Halfway through the book I identified the formulaic pattern by which nearly every chapter seems to have been manufactured. It goes something like this. 1) Identify some topic which the vast majority of scientists that specialize in it have reached a consensus of their general understanding of how it works. 2) Introduce crank "scientist" that has radical ideas about said topic that challenge the consensus. 3) Gain reader's trust by acknowledging a few of the more obvious arguments against the radical ideas and insincerely admit that the crank scientist might actually be wrong. 4) Spend the rest of the chapter a) promoting the radical ideas and b) ignoring, or merely giving lip service to, the more fundamental arguments that demonstrate how patently absurd the ideas actually are and c) painting the scientific community as a closed-minded dogmatic bunch of good-old-boys who don't like outsiders challenging their beliefs.
I was genuinely surprised that there wasn't a chapter titled "Evolution", as the author's pattern of attacking science seems to come directly from the play book of the Discovery Institute. In fact, it would seem that the author co-opted the "Wedge Strategy" of the DI for his own purposes.
Upon finishing the book, I concluded that the author's overarching agenda was to champion homeopathy.Read more ›
MUCH better is Nine Crazy Ideas in Science: A Few Might Even Be True
No doubt the most famous astronomer of the 20th century was Edwin Hubble. Pretty well any popular science book dealing with astronomy or the universe discusses his discoveries. He was of course an American who lived and did his scientific work in the US; he also spent a few years, in his youth, studying at Oxford. It is puzzling indeed that this author thinks he was an Englishman. One asks the question: if you got that elementary point wrong, what else is wrong? I do not propose to multiply examples of what seemed to me to be serious errors; but his explanation of what won Einstein the Nobel Prize is surely quite misleading.
It is surely not asking much to expect that the publisher hire a competent editor to weed out obvious bloopers. in
I didn't find any particular slant to this other than a desire to challenge the idea that we have the answers to anything let alone everything. I found the history of various scientific theories and hypothesis, as well as the scientific community's reaction to new ideas, fascinating. But by far the most interesting part was the emphasis on real or perceived anomalies in accepted scientific theories.
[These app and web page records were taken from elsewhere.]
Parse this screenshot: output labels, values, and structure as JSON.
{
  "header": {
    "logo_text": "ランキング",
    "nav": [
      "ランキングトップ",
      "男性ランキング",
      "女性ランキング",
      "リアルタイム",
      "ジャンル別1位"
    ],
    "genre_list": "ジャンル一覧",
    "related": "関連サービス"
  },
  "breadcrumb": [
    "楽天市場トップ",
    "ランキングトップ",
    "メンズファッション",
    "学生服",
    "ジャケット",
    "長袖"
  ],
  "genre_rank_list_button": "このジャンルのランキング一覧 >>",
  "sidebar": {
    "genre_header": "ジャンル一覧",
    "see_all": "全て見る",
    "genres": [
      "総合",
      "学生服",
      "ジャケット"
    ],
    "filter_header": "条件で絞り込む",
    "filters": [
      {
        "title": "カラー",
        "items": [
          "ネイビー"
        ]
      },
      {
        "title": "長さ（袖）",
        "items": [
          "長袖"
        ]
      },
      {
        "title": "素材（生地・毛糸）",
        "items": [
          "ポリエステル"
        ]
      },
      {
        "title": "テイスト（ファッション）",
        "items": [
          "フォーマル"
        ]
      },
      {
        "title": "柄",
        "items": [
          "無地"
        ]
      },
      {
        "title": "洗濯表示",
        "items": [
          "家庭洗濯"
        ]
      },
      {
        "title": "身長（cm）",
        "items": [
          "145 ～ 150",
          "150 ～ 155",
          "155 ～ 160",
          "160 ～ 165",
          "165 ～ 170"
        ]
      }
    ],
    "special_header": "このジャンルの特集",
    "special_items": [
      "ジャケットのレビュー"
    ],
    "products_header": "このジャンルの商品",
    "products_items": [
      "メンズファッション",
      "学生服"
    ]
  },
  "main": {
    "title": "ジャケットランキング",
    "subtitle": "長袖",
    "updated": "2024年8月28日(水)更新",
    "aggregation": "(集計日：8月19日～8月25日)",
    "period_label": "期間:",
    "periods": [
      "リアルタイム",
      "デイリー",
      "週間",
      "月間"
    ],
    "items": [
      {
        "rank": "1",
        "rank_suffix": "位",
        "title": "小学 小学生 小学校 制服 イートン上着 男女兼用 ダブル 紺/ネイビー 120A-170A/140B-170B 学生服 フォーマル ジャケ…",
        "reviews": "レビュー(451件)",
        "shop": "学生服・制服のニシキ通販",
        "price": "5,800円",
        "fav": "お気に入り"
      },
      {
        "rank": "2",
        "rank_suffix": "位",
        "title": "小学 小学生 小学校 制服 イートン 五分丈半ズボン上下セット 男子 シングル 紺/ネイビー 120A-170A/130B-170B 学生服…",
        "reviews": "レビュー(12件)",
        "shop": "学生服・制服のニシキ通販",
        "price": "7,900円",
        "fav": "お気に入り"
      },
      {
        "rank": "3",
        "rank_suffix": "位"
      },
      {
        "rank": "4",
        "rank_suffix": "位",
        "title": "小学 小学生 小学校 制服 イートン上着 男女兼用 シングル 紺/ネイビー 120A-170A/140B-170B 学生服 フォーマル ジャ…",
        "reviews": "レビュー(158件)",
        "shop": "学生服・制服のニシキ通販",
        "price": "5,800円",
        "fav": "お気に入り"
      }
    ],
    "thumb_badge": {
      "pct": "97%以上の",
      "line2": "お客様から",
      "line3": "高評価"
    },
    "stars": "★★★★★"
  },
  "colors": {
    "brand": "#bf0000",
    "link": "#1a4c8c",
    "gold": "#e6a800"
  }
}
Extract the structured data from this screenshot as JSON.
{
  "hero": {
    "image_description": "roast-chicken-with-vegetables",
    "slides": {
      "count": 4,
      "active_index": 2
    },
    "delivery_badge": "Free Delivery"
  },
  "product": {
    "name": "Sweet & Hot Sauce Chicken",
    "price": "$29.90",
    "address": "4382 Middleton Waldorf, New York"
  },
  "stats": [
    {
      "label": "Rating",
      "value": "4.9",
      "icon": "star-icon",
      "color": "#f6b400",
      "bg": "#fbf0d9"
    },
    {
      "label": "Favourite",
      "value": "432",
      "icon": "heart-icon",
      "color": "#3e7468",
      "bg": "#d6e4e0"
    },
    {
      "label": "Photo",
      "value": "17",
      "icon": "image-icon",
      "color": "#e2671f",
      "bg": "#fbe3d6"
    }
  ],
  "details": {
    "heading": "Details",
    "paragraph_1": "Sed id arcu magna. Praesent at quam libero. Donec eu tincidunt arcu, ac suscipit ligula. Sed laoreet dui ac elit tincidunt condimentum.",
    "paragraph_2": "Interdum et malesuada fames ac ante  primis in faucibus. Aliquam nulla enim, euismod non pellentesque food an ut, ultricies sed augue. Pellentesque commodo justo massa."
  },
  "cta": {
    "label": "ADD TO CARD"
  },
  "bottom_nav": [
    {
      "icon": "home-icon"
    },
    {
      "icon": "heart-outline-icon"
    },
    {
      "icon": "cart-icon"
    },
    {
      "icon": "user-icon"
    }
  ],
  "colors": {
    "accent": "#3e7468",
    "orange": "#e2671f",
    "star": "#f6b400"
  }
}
As Sheldon Cooper points out "Physics is the study of everything". It is unrealistic to expect a relatively short book to give an accurate detailed study of everything in the universe. What this does give is an overview of some different scientific theories and allows the reader to pursue a more in depth look at whatever area they find most interesting.
Most Recent Customer Reviews
Answered questions I had. Brought up things I hadn't heard or thought about before. Worth it at twice the price but since I've already re-read it, it's even more of a bargain. Read morePublished 20 days ago by Sailing In The VI
Behold the Socratic paradox. Socrates said I know that I know nothing. Well, allegedly he said that, at least according to Plato's account of Socrates life. Read morePublished 2 months ago by Mia
My brothers hated this book. I don't know why, but I loved it anyway.Published 4 months ago by Caren Carney
A great little intro to some confounding issues to modern science. I liked the length of each chapter, just enough to convey the point, not overwritten. Read morePublished 6 months ago by MarcP
Worth a read, but I cannot agree with all of the author's conclusions, and think he is seriously mistaken about some things. Read morePublished 7 months ago by Darby M'Graw
Review of ‘13 things that don’t make sense‘ by Michael Brooks
CITATION: Brooks, M. (2008). Read more